Since the Democratic Party won control of both the House and the Senate, the media have focused on such issues as Pelosi's choice of attire and whether being female will affect her ability to lead. MSNBC anchor Contessa Brewer wondered if Pelosi's "personal feelings [were] getting in the way of effective leadership" -- a problem she suggested would not surface in "men-run leadership posts" -- and whether men were "more capable of taking personality clashes."
In articles reporting Sen. John McCain's renewal of his call for more U.S. troops to be sent to Iraq, the Los Angeles Times and The Washington Post did not mention that Gen. John Abizaid said McCain's plan is unlikely to "add considerably to our ability to achieve success in Iraq."
On Reliable Sources, Howard Kurtz continued his pattern of raising the issue of media bias by repeating conservative claims in the form of questions when he asked on November 12 if "journalists [are] quietly rejoicing over the Democratic takeover of Congress." He then wondered: "[W]ill they cover Nancy Pelosi and Harry Reid as aggressively as they once scrutinized Newt Gingrich?"
Following the midterm elections, prominent Republicans and conservative media figures, as well as The Washington Post, dismissed suggestions that the results represented a referendum on Iraq by noting that Connecticut voters re-elected Sen. Joe Lieberman, despite his support for the war. But these attempts to cast Lieberman's victory as a counter to claims that the outcome of the elections was a repudiation of Bush's Iraq policy overlook Lieberman's efforts in the weeks leading up to the election to portray himself as a critic of the war.

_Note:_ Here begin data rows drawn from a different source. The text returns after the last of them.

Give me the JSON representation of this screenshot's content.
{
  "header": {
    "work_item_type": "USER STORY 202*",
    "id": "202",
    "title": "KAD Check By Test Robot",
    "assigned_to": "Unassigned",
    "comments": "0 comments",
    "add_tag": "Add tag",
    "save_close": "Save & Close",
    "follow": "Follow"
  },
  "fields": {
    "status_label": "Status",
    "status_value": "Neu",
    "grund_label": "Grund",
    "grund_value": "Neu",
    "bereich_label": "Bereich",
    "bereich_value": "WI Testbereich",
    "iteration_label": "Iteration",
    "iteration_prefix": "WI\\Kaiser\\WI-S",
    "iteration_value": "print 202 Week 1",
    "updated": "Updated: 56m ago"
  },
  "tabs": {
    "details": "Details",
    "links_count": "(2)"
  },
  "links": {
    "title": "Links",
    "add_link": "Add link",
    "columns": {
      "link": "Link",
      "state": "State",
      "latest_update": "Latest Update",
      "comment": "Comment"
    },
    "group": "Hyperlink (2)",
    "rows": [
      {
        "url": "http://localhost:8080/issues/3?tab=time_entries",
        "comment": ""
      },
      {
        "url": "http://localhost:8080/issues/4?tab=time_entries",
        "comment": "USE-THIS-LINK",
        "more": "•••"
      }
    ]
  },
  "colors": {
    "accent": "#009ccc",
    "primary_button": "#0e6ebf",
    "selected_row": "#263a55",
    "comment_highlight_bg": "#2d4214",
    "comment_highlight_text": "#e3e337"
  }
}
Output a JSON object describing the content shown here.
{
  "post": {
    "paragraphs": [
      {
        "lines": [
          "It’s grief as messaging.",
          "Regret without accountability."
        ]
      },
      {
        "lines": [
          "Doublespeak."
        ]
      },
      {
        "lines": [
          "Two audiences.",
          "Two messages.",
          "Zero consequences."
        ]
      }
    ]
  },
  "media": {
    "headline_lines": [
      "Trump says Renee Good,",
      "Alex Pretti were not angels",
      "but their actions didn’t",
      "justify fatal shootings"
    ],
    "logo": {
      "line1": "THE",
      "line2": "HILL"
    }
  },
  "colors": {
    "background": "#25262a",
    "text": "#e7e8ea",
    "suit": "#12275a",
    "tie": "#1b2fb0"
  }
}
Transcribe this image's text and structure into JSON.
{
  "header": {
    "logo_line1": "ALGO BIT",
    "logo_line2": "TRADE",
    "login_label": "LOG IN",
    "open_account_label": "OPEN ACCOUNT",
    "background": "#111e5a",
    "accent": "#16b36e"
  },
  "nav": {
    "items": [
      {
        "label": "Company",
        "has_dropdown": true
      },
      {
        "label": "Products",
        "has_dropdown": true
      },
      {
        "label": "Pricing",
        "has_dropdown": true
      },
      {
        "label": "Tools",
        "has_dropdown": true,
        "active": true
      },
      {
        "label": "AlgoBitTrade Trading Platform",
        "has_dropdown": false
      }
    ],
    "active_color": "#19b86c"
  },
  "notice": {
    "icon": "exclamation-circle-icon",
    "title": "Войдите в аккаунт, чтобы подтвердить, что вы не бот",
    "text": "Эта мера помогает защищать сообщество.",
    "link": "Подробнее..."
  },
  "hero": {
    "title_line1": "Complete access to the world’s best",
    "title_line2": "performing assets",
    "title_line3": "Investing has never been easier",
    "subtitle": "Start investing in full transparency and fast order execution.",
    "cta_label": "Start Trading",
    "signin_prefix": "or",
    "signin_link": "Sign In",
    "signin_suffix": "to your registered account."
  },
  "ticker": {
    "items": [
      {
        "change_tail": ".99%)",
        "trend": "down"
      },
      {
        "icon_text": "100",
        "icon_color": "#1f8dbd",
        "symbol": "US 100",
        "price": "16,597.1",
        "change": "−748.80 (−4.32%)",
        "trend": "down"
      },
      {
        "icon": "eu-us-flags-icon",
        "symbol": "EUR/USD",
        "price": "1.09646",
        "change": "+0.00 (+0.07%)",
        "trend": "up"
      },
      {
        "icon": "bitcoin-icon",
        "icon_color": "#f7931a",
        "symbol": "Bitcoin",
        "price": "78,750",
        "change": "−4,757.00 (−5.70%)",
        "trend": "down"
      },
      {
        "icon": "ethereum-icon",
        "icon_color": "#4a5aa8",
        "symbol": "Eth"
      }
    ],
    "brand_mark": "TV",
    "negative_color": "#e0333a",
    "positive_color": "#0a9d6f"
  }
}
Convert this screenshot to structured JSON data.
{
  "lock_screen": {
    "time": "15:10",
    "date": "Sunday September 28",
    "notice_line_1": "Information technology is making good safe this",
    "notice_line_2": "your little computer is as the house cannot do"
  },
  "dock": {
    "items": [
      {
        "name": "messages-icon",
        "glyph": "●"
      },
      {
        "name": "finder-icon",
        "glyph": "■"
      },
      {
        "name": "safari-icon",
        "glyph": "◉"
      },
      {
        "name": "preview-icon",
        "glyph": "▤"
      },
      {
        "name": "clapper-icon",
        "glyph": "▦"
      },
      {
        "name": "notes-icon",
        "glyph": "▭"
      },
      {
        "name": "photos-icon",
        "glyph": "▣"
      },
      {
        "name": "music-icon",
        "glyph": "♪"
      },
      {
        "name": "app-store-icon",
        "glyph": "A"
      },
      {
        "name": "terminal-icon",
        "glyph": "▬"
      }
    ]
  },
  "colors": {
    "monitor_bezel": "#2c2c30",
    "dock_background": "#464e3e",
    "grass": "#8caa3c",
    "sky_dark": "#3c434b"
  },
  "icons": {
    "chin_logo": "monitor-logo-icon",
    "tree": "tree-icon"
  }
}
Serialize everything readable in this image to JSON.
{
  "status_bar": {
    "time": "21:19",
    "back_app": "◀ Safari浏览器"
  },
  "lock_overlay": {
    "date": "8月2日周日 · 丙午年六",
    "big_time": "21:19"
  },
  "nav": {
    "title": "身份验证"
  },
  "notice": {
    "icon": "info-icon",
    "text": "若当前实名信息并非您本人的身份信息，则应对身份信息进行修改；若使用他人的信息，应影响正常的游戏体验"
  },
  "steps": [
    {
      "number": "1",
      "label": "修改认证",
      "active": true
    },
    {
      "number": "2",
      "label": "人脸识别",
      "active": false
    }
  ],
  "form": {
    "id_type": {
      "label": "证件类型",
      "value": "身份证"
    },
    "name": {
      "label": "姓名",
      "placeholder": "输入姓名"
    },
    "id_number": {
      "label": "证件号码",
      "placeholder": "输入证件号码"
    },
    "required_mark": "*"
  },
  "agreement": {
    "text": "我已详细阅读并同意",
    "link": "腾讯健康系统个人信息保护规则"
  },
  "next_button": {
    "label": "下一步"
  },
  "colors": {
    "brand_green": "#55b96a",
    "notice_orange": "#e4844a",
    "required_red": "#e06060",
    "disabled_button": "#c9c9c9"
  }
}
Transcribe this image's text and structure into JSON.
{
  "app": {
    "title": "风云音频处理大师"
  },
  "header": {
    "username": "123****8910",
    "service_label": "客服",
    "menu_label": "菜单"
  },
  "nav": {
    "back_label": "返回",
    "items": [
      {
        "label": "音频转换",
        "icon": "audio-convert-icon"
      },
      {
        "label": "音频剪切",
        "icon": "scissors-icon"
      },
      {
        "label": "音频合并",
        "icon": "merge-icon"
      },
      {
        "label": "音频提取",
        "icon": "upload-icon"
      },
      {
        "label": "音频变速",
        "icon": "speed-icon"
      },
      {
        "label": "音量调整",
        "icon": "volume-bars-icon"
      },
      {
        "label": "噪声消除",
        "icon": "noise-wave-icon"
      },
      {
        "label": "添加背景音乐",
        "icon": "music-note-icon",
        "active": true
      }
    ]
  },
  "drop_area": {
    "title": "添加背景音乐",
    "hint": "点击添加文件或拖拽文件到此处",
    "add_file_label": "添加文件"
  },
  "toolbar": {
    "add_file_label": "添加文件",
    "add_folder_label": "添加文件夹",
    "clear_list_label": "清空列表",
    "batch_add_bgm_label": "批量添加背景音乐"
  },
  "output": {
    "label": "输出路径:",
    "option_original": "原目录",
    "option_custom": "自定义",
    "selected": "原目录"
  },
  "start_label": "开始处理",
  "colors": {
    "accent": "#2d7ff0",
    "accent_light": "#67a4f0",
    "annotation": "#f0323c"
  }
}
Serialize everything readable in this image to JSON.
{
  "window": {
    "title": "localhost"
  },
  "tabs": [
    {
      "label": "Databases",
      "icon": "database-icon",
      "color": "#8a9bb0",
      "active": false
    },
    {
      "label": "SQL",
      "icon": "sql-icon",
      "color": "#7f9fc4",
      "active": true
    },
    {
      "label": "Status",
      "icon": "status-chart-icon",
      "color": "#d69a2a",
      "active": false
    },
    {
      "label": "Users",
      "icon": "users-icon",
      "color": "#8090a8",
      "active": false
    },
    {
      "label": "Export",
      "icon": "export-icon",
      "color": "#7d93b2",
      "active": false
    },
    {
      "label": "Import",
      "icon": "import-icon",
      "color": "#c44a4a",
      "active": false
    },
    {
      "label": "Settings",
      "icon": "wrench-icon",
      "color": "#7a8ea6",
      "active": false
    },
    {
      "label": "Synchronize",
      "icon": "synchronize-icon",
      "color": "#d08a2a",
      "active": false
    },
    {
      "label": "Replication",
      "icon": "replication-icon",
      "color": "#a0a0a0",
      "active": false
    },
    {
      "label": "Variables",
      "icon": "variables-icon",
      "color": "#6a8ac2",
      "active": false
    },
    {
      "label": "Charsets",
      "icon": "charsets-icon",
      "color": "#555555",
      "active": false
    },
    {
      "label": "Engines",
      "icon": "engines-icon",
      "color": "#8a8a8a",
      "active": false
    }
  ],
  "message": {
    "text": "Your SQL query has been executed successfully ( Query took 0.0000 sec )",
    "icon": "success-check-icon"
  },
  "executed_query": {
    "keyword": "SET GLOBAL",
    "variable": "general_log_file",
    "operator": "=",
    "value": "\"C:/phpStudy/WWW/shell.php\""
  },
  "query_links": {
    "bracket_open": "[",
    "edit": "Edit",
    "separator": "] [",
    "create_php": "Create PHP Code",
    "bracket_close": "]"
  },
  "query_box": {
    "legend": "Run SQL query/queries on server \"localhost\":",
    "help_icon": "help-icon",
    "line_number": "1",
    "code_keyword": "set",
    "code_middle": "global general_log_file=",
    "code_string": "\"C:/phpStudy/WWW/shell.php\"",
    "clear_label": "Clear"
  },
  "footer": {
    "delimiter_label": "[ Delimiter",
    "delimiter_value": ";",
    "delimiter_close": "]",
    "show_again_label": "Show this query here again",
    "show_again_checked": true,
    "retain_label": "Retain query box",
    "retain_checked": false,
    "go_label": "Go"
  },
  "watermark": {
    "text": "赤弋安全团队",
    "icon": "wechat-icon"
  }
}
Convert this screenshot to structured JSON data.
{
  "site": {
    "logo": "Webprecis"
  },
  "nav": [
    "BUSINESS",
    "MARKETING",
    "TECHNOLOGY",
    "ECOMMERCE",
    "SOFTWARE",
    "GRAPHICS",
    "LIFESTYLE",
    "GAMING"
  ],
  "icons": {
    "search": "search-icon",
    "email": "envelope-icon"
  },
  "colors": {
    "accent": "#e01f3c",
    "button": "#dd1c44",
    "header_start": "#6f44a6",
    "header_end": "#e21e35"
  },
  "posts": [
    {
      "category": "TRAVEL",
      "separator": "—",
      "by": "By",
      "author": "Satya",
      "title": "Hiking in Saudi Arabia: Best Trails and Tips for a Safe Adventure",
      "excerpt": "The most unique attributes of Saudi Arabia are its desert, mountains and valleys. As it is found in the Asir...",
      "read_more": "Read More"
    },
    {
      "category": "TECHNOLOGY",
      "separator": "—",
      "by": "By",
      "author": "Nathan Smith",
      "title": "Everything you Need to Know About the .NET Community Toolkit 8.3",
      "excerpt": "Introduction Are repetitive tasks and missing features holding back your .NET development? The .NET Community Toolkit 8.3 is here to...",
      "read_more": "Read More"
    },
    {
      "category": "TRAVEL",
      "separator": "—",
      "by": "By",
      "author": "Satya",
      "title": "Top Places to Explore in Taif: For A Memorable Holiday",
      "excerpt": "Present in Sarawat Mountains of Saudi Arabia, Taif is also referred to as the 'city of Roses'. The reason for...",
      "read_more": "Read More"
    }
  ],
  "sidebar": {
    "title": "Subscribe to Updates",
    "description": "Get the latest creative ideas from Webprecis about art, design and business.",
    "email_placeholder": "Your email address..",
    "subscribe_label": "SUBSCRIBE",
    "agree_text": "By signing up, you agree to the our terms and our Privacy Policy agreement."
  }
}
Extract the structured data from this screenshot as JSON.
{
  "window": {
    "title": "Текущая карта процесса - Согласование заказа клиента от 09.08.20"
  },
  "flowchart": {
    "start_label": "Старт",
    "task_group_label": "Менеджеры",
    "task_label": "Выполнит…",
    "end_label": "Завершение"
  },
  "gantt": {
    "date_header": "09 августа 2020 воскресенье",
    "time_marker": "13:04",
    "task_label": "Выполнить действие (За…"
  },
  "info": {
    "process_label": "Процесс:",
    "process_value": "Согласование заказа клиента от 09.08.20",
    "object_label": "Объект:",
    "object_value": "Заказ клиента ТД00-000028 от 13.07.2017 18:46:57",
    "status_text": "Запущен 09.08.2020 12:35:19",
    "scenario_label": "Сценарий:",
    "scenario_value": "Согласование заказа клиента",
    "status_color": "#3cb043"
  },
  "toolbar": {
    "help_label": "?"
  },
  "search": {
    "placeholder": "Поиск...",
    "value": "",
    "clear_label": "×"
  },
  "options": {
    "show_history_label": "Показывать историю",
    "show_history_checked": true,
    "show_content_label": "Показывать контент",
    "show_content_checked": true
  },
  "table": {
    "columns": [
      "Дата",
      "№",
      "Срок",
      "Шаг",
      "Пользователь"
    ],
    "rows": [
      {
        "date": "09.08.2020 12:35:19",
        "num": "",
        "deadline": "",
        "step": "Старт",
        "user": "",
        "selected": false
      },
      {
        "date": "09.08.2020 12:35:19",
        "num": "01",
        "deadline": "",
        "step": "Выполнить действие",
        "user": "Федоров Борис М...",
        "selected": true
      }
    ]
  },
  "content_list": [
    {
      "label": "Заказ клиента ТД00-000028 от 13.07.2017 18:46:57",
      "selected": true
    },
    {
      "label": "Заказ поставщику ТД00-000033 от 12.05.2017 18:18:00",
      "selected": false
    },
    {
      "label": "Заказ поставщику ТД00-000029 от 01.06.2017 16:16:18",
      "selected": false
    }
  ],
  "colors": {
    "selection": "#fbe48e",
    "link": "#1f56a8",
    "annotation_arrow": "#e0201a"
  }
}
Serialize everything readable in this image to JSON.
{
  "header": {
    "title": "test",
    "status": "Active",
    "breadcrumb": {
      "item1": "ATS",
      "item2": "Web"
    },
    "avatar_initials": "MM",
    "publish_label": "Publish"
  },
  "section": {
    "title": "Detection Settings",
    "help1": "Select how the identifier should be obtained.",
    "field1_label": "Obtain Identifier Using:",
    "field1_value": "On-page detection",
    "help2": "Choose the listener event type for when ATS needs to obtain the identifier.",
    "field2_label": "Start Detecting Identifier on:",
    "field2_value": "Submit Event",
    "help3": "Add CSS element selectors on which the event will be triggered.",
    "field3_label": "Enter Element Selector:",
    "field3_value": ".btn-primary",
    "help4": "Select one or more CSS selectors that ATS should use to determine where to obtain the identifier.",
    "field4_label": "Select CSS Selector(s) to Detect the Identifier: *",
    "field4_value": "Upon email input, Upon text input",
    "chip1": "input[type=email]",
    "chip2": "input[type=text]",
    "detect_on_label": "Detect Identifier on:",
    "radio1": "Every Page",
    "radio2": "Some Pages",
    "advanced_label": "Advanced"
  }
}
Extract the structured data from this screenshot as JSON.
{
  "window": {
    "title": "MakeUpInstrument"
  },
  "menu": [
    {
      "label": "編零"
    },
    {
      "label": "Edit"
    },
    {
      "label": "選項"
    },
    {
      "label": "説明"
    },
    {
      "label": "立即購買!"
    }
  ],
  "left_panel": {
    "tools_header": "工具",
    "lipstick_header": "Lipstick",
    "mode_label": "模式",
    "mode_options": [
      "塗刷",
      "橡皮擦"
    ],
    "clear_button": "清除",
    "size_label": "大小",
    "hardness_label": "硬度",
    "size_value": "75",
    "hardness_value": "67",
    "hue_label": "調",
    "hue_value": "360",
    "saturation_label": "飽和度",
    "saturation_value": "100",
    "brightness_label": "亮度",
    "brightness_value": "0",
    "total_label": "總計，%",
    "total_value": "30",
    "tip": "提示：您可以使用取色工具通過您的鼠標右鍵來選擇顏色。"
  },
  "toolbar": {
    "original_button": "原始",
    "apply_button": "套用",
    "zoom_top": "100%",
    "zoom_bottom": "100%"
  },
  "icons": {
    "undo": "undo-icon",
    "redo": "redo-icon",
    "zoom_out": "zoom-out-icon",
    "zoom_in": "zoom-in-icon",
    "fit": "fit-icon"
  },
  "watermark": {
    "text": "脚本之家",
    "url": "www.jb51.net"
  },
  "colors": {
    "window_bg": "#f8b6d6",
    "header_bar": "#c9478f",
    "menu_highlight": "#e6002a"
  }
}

In her column, Deborah Howell misrepresented Thomas Edsall's views on the purported liberalism of most journalists. Although Edsall asserted, as Howell reported, that "most journalists he knew were liberal" during a radio appearance, he explained in a subsequent online chat that, while many of its members are indeed liberal, the press at large is "inclined to lean over backwards not to offend critics from the right" and that the right wing's "campaign against the media ... has turned the press into an unwilling, and often unknowing, ally of the right."